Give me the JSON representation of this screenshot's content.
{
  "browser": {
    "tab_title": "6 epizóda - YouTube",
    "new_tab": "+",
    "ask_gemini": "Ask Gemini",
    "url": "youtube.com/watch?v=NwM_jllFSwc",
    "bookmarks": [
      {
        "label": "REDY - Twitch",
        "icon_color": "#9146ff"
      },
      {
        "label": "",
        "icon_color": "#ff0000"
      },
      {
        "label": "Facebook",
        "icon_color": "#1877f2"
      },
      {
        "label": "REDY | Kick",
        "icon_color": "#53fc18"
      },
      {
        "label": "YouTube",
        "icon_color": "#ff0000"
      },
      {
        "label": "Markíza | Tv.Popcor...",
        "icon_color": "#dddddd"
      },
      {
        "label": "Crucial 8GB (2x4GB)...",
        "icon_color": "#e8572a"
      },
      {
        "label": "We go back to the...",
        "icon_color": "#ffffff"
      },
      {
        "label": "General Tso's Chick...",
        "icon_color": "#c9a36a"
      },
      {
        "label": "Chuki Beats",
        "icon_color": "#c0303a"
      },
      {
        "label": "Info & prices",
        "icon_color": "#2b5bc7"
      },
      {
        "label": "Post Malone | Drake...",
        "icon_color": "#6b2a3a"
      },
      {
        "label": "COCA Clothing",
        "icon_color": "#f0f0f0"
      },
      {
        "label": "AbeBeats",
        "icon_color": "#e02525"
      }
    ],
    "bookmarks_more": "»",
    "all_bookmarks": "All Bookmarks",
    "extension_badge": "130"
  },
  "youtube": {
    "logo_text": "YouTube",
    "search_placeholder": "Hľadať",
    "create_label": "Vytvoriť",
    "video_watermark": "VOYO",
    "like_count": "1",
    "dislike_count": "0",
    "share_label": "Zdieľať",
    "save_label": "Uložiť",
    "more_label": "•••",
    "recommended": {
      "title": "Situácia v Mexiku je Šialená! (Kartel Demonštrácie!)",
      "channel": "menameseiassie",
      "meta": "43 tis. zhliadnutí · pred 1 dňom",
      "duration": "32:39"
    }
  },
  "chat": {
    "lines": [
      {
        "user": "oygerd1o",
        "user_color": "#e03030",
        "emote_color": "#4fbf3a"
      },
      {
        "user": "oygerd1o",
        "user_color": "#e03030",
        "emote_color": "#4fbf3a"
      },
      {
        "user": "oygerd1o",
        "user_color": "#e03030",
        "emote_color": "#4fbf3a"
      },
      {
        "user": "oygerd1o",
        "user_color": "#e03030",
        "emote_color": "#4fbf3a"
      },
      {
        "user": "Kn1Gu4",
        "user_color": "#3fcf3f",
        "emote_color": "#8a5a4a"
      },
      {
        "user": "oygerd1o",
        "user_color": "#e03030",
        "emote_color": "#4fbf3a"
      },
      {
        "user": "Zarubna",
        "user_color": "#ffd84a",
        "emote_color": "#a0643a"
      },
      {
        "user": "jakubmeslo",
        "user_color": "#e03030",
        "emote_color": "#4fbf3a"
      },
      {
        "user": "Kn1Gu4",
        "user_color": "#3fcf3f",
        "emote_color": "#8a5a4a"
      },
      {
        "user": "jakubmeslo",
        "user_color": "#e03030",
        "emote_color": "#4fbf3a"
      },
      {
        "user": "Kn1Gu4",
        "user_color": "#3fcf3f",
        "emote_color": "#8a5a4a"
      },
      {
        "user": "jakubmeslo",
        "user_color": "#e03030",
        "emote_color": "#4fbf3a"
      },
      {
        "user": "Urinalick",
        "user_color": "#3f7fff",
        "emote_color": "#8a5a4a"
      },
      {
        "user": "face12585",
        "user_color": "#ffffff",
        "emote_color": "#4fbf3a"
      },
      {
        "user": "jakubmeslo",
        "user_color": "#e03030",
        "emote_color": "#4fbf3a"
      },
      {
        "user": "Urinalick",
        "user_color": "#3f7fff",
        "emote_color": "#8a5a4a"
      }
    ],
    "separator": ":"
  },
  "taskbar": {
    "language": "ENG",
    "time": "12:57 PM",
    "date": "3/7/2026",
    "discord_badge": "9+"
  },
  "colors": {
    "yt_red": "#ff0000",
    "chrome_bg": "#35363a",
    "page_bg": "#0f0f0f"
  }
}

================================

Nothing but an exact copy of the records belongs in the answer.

Give me the JSON representation of this screenshot's content.
{
  "browser": {
    "tab_title": "6 epizóda - YouTube",
    "new_tab": "+",
    "ask_gemini": "Ask Gemini",
    "url": "youtube.com/watch?v=NwM_jllFSwc",
    "bookmarks": [
      {
        "label": "REDY - Twitch",
        "icon_color": "#9146ff"
      },
      {
        "label": "",
        "icon_color": "#ff0000"
      },
      {
        "label": "Facebook",
        "icon_color": "#1877f2"
      },
      {
        "label": "REDY | Kick",
        "icon_color": "#53fc18"
      },
      {
        "label": "YouTube",
        "icon_color": "#ff0000"
      },
      {
        "label": "Markíza | Tv.Popcor...",
        "icon_color": "#dddddd"
      },
      {
        "label": "Crucial 8GB (2x4GB)...",
        "icon_color": "#e8572a"
      },
      {
        "label": "We go back to the...",
        "icon_color": "#ffffff"
      },
      {
        "label": "General Tso's Chick...",
        "icon_color": "#c9a36a"
      },
      {
        "label": "Chuki Beats",
        "icon_color": "#c0303a"
      },
      {
        "label": "Info & prices",
        "icon_color": "#2b5bc7"
      },
      {
        "label": "Post Malone | Drake...",
        "icon_color": "#6b2a3a"
      },
      {
        "label": "COCA Clothing",
        "icon_color": "#f0f0f0"
      },
      {
        "label": "AbeBeats",
        "icon_color": "#e02525"
      }
    ],
    "bookmarks_more": "»",
    "all_bookmarks": "All Bookmarks",
    "extension_badge": "130"
  },
  "youtube": {
    "logo_text": "YouTube",
    "search_placeholder": "Hľadať",
    "create_label": "Vytvoriť",
    "video_watermark": "VOYO",
    "like_count": "1",
    "dislike_count": "0",
    "share_label": "Zdieľať",
    "save_label": "Uložiť",
    "more_label": "•••",
    "recommended": {
      "title": "Situácia v Mexiku je Šialená! (Kartel Demonštrácie!)",
      "channel": "menameseiassie",
      "meta": "43 tis. zhliadnutí · pred 1 dňom",
      "duration": "32:39"
    }
  },
  "chat": {
    "lines": [
      {
        "user": "oygerd1o",
        "user_color": "#e03030",
        "emote_color": "#4fbf3a"
      },
      {
        "user": "oygerd1o",
        "user_color": "#e03030",
        "emote_color": "#4fbf3a"
      },
      {
        "user": "oygerd1o",
        "user_color": "#e03030",
        "emote_color": "#4fbf3a"
      },
      {
        "user": "oygerd1o",
        "user_color": "#e03030",
        "emote_color": "#4fbf3a"
      },
      {
        "user": "Kn1Gu4",
        "user_color": "#3fcf3f",
        "emote_color": "#8a5a4a"
      },
      {
        "user": "oygerd1o",
        "user_color": "#e03030",
        "emote_color": "#4fbf3a"
      },
      {
        "user": "Zarubna",
        "user_color": "#ffd84a",
        "emote_color": "#a0643a"
      },
      {
        "user": "jakubmeslo",
        "user_color": "#e03030",
        "emote_color": "#4fbf3a"
      },
      {
        "user": "Kn1Gu4",
        "user_color": "#3fcf3f",
        "emote_color": "#8a5a4a"
      },
      {
        "user": "jakubmeslo",
        "user_color": "#e03030",
        "emote_color": "#4fbf3a"
      },
      {
        "user": "Kn1Gu4",
        "user_color": "#3fcf3f",
        "emote_color": "#8a5a4a"
      },
      {
        "user": "jakubmeslo",
        "user_color": "#e03030",
        "emote_color": "#4fbf3a"
      },
      {
        "user": "Urinalick",
        "user_color": "#3f7fff",
        "emote_color": "#8a5a4a"
      },
      {
        "user": "face12585",
        "user_color": "#ffffff",
        "emote_color": "#4fbf3a"
      },
      {
        "user": "jakubmeslo",
        "user_color": "#e03030",
        "emote_color": "#4fbf3a"
      },
      {
        "user": "Urinalick",
        "user_color": "#3f7fff",
        "emote_color": "#8a5a4a"
      }
    ],
    "separator": ":"
  },
  "taskbar": {
    "language": "ENG",
    "time": "12:57 PM",
    "date": "3/7/2026",
    "discord_badge": "9+"
  },
  "colors": {
    "yt_red": "#ff0000",
    "chrome_bg": "#35363a",
    "page_bg": "#0f0f0f"
  }
}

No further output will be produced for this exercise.